Those who normally drank few caffeinated beverages didn't notice much of a difference in their level of alertness when given a placebo versus caffeine. Heavier caffeine drinkers given the placebo, however, reported a sharp drop-off in feelings of alertness.
In addition, heavier caffeine consumers given placebo were also much more likely to report having a headache.
"What this study does is provide very strong evidence for the idea that we don't gain a benefit in alertness from consuming caffeine," Rogers said. "Although we feel alert, that's just caffeine bringing us back to our normal state of alertness."
Furthermore, abstaining from caffeine when you're used to having it can cause a "caffeine hangover," Rogers said.
"The nice thing about a caffeine hangover is you can get rid of it quickly by drinking coffee," Rogers noted.
Researchers also looked at caffeine-induced anxiety, a common side effect that's more pronounced in people with a specific variant of the ADORA2A gene, previous research has shown.
In this study, about 20% of participants had the ADORA2A variant, Rogers said; other research has put the number of people with the variant as high as one-third.
Researchers found people with the anxiety-producing variant were no less likely to consume coffee than those without the variant and in fact, tended to drink a bit more coffee suggesting that the "anxiety buzz" caused by caffeine isn't necessarily unpleasant, Rogers said.
"They don't seem to particularly mind it, in fact, they might like that anxiety buzz," Rogers said.
Participants who typically consumed caffeinated beverages also seemed to develop a tolerance to its anxiety-producing effects. Among regular caffeine drinkers, there was little difference in feelings of anxiety whether they'd been given a placebo or the real thing, while light caffeine drinkers reported significantly more anxiety after being given caffeine.
Dr. Peter Martin, a professor of psychiatry and pharmacology at Vanderbilt University, said the study is an interesting look at the biological effects of caffeine. However, not everyone who drinks lots of caffeinated beverages experiences withdrawal such as headaches when they cut back or quit.
And compared to other "drugs," the effects of caffeine are mild, and coffee and tea in particular may have other health benefits.
"That is the difference between statistical significance and clinical relevance," Martin said. "No one is going to change what they do, and there's no reason to change. There is a lot of data to suggest caffeine improves motor performance and memory performance."
A study released online May 12 in The Cochrane Library found caffeine helped prevent errors among shift workers and those who work at night.
Copyright © 2010 HealthDay. All rights reserved.

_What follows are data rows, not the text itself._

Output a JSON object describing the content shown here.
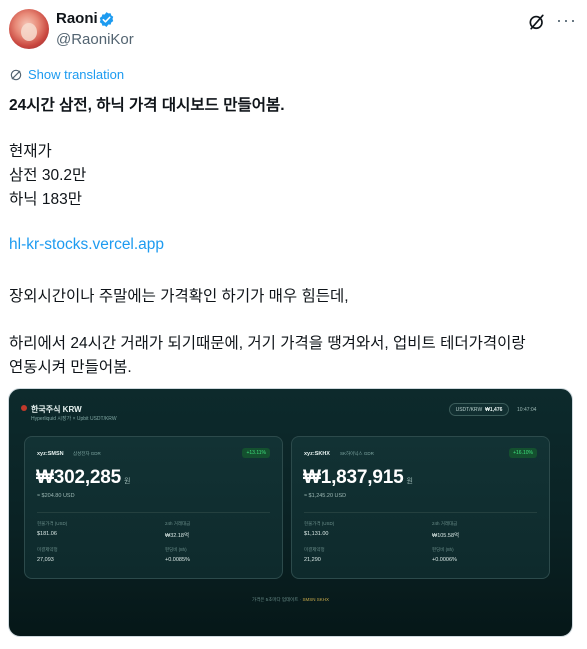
{
  "author": {
    "display_name": "Raoni",
    "handle": "@RaoniKor"
  },
  "translate_label": "Show translation",
  "tweet": {
    "headline": "24시간 삼전, 하닉 가격 대시보드 만들어봄.",
    "line_current": "현재가",
    "line_samsung": "삼전 30.2만",
    "line_hynix": "하닉 183만",
    "link": "hl-kr-stocks.vercel.app",
    "para1": "장외시간이나 주말에는 가격확인 하기가 매우 힘든데,",
    "para2_line1": "하리에서 24시간 거래가 되기때문에, 거기 가격을 땡겨와서, 업비트 테더가격이랑",
    "para2_line2": "연동시켜 만들어봄."
  },
  "dashboard": {
    "title": "한국주식 KRW",
    "subtitle": "Hyperliquid 시장가 × Upbit USDT/KRW",
    "rate_label": "USDT/KRW",
    "rate_value": "₩1,476",
    "clock": "10:47:04",
    "cards": [
      {
        "ticker": "xyz:SMSN",
        "name": "삼성전자 GDR",
        "change": "+13.11%",
        "price": "₩302,285",
        "unit": "원",
        "usd": "≈ $204.80 USD",
        "stats": [
          {
            "label": "현물가격 (USD)",
            "value": "$181.06"
          },
          {
            "label": "24h 거래대금",
            "value": "₩32.18억"
          },
          {
            "label": "미결제약정",
            "value": "27,093"
          },
          {
            "label": "펀딩비 (8h)",
            "value": "+0.0085%"
          }
        ]
      },
      {
        "ticker": "xyz:SKHX",
        "name": "SK하이닉스 GDR",
        "change": "+16.10%",
        "price": "₩1,837,915",
        "unit": "원",
        "usd": "≈ $1,245.20 USD",
        "stats": [
          {
            "label": "현물가격 (USD)",
            "value": "$1,131.00"
          },
          {
            "label": "24h 거래대금",
            "value": "₩105.58억"
          },
          {
            "label": "미결제약정",
            "value": "21,290"
          },
          {
            "label": "펀딩비 (8h)",
            "value": "+0.0006%"
          }
        ]
      }
    ],
    "footnote_prefix": "가격은 5초마다 업데이트 ·",
    "footnote_t1": "SMSN",
    "footnote_t2": "SKHX"
  },
  "colors": {
    "link": "#1d9bf0",
    "verified": "#1d9bf0",
    "positive": "#3ee07c"
  },
  "icons": [
    "verified-badge-icon",
    "grok-icon",
    "more-icon",
    "translate-icon"
  ]
}
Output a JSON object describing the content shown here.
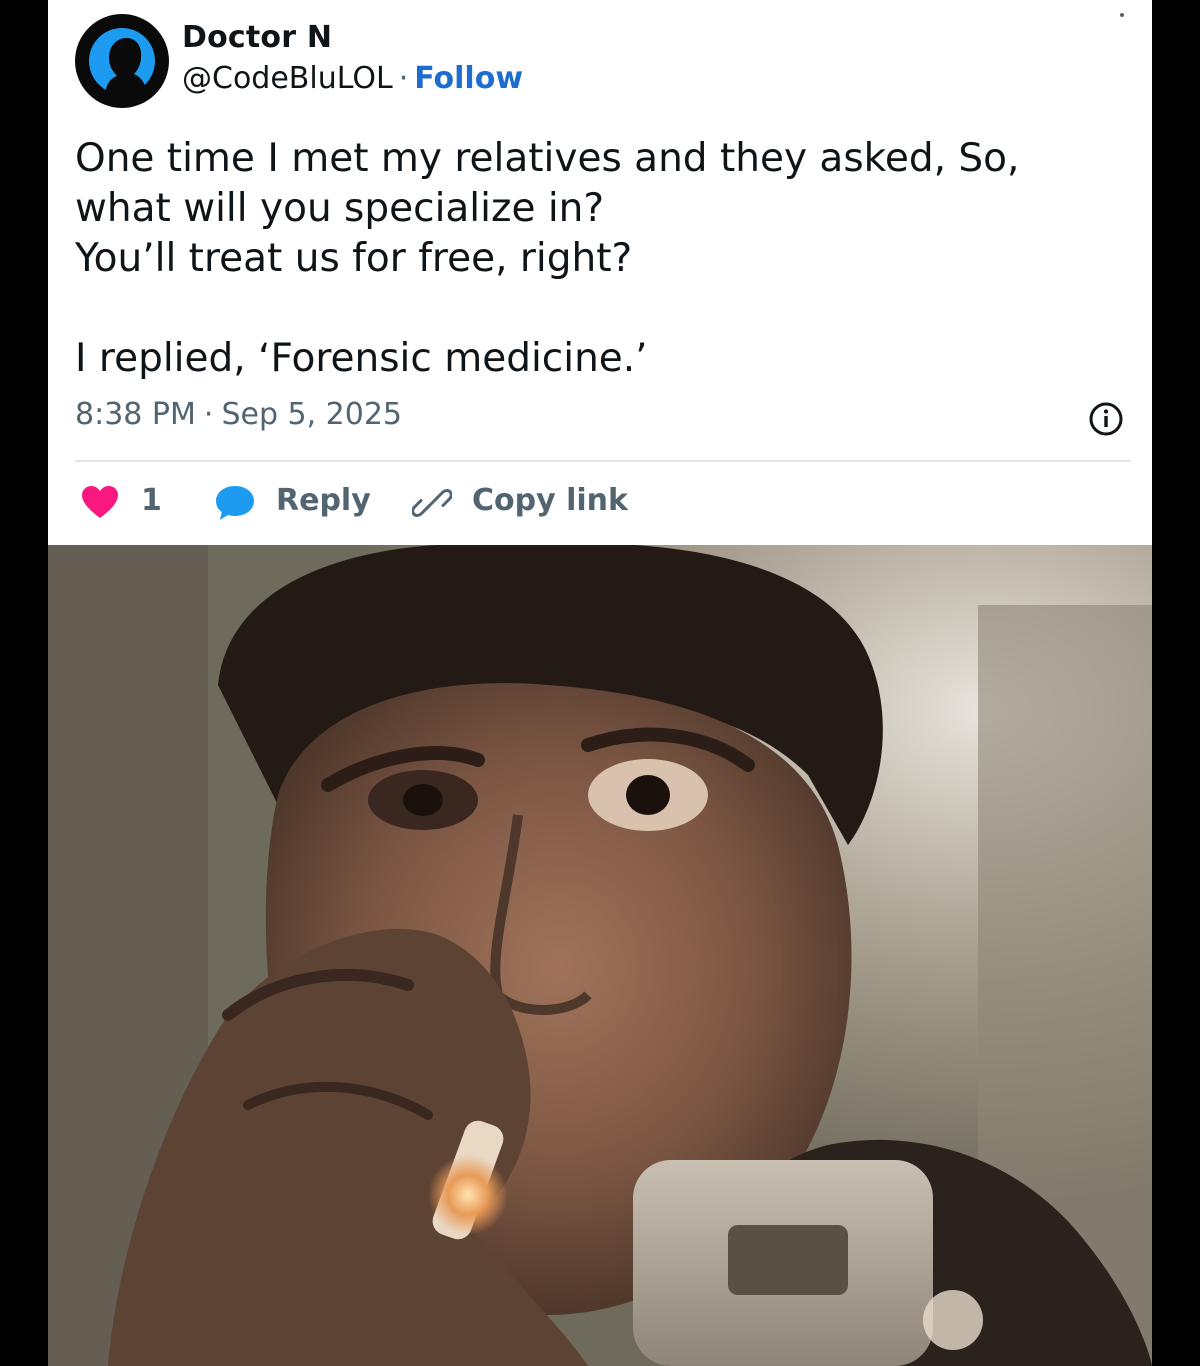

SOURCES: Peter Rogers, Ph.D., professor, department of experimental psychology, University of Bristol, England; Peter Martin, M.D., professor, psychiatry and pharmacology, Vanderbilt University, Nashville, Tenn.; June 2, 2010, Neuropsychopharmacology, online